Seamus Duggan

Durrow, Laois

Seamus was about to head to a discussion group meeting when talking to him this week.

The focus of the meeting was on farm business structures and their implications on tax, succession, management etc.

Seamus says the weather on his farm over the past few weeks has been exceptionally good.

The 90mm of rain which has fallen since this time last month has barely affected trafficability, he says, and any field work is being done with little damage.

He recently brought cattle indoors and there has been strong regrowth in those fields.

Seamus will apply an application of Naceto this week on to his winter barley crops and will add in DFF to target meadow grass. While temperatures are high, he questions if an aphicide is needed as he hasn’t seen any formal warnings to say they are active.

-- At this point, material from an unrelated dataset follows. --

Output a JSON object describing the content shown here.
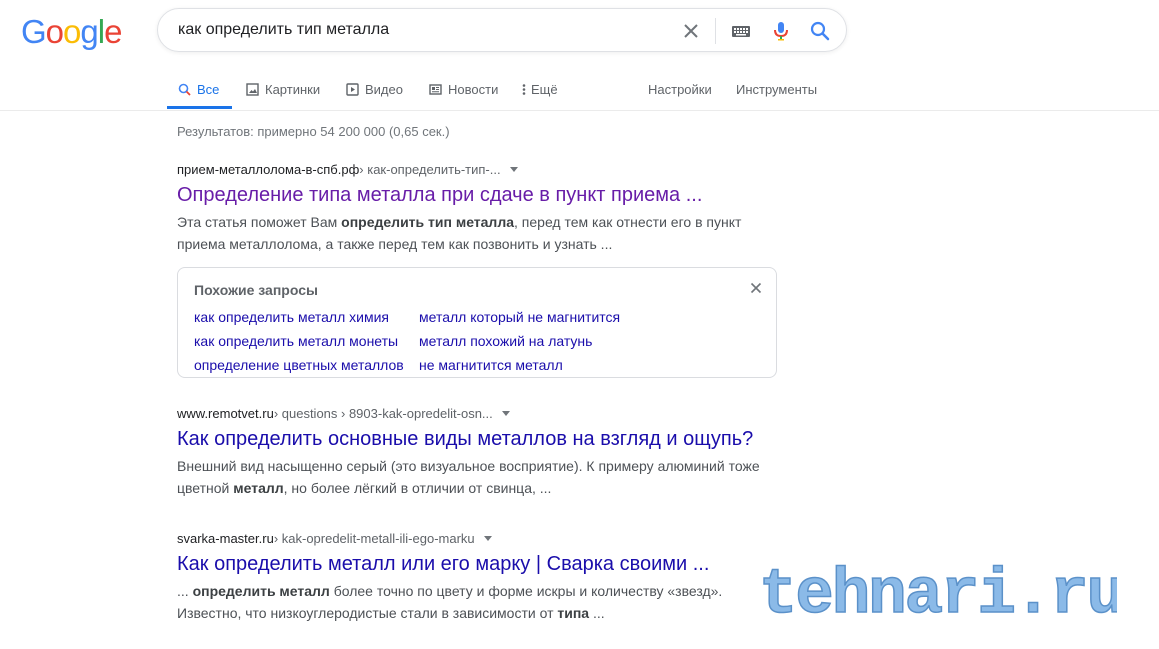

Seamus' fodder beet is bulking well and thinks the better crops are yielding 35t/ac.

The last of his winter barley was sown three weeks ago but has suffered considerable crow damage. The variety Faye was sown at 180kg/ha and has been regularly attacked by crows. Seamus thinks that neighbouring fields, which suffered even worse crow damage than his, will have to be resown. The rest of his winter barley crops are doing very well and are around the two- to three-leaf stage.


Seamus thinks the recent €250/t forward price offered by Boortmalt is reasonable but questions if it will be enough to cover the increased cost of inputs next year.

“If you look at where it finished last year, it’s really just €12.50 on top of that” he says. “I estimate my input costs will increase by more than €60/t alone.

Seamus is also busy harvesting fodder beet. He says yields are good at around 35t/ac.

He uses contractors to harvest and wash his beet before selling it directly to farmers.

He is also concerned about the rise in input costs next year for growing beet crops.

Tim Ronaldson

Naas, Kildare

Tim sowed the last of his winter wheat last week. The crop was drilled into a recently harvested cabbage field and he says that ground conditions were excellent.

The Graham winter wheat crop was drilled at a rate of 200kg/ha but he increased this to 220kg/ha on the headlands. Like many areas, crow damage is particularly severe this year and the headlands of that field have been badly affected. However, most crops are advanced at this stage and have escaped the worst of the damage.

Slugs are also proving to be a problem this year, says Tim. He intends on applying a half-rate of Traxx slug pellets (2.5kg/ha) on to his winter wheat crops this week. The pellets are spread using a gator and spreader.

Tim ploughing the last headland for winter wheat in a field following cabbage.

Tim says he moved from a quad to a gator a number of years ago and was happy with this choice. He says a gator is considerably safer, but is easier to bog in wet ground when compared to a quad.


The mild weather has been great for growth but he is still questioning the need for an aphicide.

Tim says that whenever he inspected crops closely to try and find aphids he can’t find any. Some of his winter barley crops have already received an aphicide but the remainder are unlikely to need it at this stage.

His winter barley, rye and wheat crops are all coming along very well. His pre-emergence herbicide programme worked well this year but his winter oats have yet to be sprayed.

His 60ac of leafy turnip and fodder rape were sown later than planned and, as a result, have been slow to develop. They will likely be grazed by a neighbour’s sheep after Christmas.

Tim bought forward an amount of fertiliser but will have to buy more in the spring. He plans to cut back on P and K this year by as much as 50% in his stronger fields. He will reduce nitrogen rates slightly as well.